A team of engineers explore how a new kind of wearable electronics could restore sensation to people with prosthetic limbs.
Can we build better prostheses? | REUTERS/Mary Schwalm
Last modified Fri, 22 Apr, 2016 at 13:57
A team of researchers tracks disease the way naturalists track animals in the wild.
A time-lapse image shows the trajectories of tumor cells (green) after being stained with fluorescent dyes and labeled with magnetic nanoparticles. | Image courtesy of R. J. Wilson, C.M. Earhart and S. X. Wang
Last modified Tue, 12 Apr, 2016 at 16:55
A team of researchers peer deep into materials with ultrafast science.
Visualizing the properties of nanoscale materials at ultrafast time scales | Photo courtesy of SLAC National Accelerator Laboratory
Last modified Thu, 31 Mar, 2016 at 16:42
A group of researchers shows how nanomedicine is changing the path of cancer diagnosis and treatment.
Last modified Fri, 18 Mar, 2016 at 13:50
An unexpected finding by a team of engineers could lead to a revolutionary change in how we produce, store and consume energy.
The solar energy of the past? | Reuters/Stringer
Last modified Tue, 22 Mar, 2016 at 14:04
4:30 - 7:00 pm, Tuesday, March 1, 2016
Huang Engineering, Mackenzie Room Map
RSVP here - Required
Last modified Tue, 23 Feb, 2016 at 16:07
Wednesday, March 16, 2016
The Atrium, Peterson Building 550, Stanford Map
Last modified Thu, 11 Feb, 2016 at 16:33
Meet "Hedgehog": Your tour guide to asteroids, comets and other things that whirl around the solar system
A team of engineers builds a cube-like rover for exploration in some of the most extreme conditions in space.
Your best guess is that the landscape is as inhospitable as it gets: an irregular range of sharp boulders and loose rubble piles strewn among jagged crevasses and deep troughs of dust.
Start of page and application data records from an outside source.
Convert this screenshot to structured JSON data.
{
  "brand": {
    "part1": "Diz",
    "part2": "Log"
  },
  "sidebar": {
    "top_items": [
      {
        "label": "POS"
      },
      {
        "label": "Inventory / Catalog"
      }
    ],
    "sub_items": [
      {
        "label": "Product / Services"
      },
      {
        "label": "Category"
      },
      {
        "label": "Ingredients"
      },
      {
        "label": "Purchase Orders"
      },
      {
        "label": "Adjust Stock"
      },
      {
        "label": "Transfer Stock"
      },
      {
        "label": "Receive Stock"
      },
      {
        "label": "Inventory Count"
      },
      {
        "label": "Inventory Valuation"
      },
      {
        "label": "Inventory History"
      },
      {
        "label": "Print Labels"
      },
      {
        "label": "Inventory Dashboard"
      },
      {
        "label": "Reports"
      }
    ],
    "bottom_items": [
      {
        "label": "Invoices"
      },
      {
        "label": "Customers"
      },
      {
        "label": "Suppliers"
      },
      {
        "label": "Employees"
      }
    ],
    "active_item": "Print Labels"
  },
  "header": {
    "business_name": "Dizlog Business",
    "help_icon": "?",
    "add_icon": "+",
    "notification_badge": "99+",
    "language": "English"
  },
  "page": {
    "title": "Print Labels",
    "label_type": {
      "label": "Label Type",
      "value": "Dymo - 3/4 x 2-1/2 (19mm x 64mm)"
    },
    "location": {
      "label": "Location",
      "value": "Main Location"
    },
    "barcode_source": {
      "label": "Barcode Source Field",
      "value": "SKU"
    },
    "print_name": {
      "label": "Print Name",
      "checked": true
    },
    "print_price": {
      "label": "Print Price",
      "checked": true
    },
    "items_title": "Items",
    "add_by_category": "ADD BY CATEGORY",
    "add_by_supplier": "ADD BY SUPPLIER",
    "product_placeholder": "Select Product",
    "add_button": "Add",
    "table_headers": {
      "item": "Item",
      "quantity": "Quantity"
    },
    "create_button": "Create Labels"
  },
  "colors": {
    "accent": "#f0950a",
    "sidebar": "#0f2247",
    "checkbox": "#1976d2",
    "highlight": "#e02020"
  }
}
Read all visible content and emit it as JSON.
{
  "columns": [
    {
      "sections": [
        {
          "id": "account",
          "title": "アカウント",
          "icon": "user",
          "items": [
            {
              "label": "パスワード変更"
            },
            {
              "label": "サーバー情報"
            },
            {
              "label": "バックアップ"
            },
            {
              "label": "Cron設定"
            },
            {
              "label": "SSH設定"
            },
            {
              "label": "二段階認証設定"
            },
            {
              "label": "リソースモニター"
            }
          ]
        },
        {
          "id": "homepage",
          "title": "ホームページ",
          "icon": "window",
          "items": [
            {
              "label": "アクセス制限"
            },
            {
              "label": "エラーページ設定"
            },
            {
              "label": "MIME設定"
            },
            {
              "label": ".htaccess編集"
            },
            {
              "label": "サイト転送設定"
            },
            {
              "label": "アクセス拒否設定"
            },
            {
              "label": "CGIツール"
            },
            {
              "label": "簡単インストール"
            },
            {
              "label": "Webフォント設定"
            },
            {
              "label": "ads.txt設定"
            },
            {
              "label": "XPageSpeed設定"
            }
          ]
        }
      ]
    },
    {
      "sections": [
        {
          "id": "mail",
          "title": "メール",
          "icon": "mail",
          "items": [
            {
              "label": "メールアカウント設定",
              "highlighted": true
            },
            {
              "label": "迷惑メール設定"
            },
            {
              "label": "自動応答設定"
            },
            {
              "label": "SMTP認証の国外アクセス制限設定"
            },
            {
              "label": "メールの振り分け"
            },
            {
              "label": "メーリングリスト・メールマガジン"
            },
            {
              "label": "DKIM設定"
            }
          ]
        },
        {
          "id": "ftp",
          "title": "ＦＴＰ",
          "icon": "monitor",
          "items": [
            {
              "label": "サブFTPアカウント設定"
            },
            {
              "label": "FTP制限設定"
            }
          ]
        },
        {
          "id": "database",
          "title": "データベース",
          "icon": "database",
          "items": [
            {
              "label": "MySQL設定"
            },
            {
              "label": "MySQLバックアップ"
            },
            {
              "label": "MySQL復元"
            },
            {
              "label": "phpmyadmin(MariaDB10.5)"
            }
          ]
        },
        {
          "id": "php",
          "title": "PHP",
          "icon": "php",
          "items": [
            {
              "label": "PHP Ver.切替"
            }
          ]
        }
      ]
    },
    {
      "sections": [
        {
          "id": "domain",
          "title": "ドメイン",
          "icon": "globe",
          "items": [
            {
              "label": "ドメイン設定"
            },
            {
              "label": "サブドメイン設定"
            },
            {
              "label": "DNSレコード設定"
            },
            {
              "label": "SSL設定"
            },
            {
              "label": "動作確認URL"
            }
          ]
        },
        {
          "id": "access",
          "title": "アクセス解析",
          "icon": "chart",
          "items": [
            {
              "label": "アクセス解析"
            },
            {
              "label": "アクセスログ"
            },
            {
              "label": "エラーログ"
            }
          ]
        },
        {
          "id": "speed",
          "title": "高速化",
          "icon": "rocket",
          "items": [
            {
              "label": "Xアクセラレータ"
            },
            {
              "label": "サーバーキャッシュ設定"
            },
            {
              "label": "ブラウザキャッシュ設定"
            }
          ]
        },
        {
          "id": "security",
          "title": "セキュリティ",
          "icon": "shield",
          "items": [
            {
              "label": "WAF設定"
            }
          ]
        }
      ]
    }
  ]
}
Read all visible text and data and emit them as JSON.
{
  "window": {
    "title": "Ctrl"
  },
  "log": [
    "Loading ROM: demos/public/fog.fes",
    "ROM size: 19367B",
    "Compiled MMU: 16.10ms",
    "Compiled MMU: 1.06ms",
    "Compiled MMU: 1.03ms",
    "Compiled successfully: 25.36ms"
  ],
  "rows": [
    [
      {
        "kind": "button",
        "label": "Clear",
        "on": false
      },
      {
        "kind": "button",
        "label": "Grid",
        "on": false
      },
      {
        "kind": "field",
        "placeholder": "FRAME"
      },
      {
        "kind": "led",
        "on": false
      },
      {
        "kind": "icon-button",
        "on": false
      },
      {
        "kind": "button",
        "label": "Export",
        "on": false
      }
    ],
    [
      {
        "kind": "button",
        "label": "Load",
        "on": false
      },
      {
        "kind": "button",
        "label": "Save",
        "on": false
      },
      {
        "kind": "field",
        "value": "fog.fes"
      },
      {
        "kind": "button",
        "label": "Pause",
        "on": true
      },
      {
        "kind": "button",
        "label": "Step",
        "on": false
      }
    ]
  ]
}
But then again, it’s just a guess because no one’s ever actually seen this landscape up close. Now imagine that you need to send a robot across that landscape, from a perch at the lip of a steep crater to the edge of an ice-encrusted hole 1,000 meters away. And imagine that gravity is a tiny fraction of what we have on Earth.
Last modified Thu, 18 Feb, 2016 at 10:27
A new study shows how harnessing the quantum properties of light can create a transmission technology impervious to eavesdropping.
Imagine communicating with your bank, the IRS or your doctor by way of an Internet that was perfectly secure. Your most private data would be protected with absolute certainty and, better yet, if any bad actor were to try to eavesdrop you would know immediately. Such is the promise of secure quantum communication.
Last modified Thu, 18 Feb, 2016 at 10:31
Hailed for the discovery of superplastic steel, Sherby was a professor at Stanford for 30 years. He was known on campus for his affable manner and for organizing volleyball matches and poker games.
Oleg Dimitri Sherby, a professor emeritus at Stanford best known for his discovery of superplastic steel, died Nov. 9 at his home in Menlo Park. He was 90 years old.
Last modified Wed, 13 Jan, 2016 at 12:24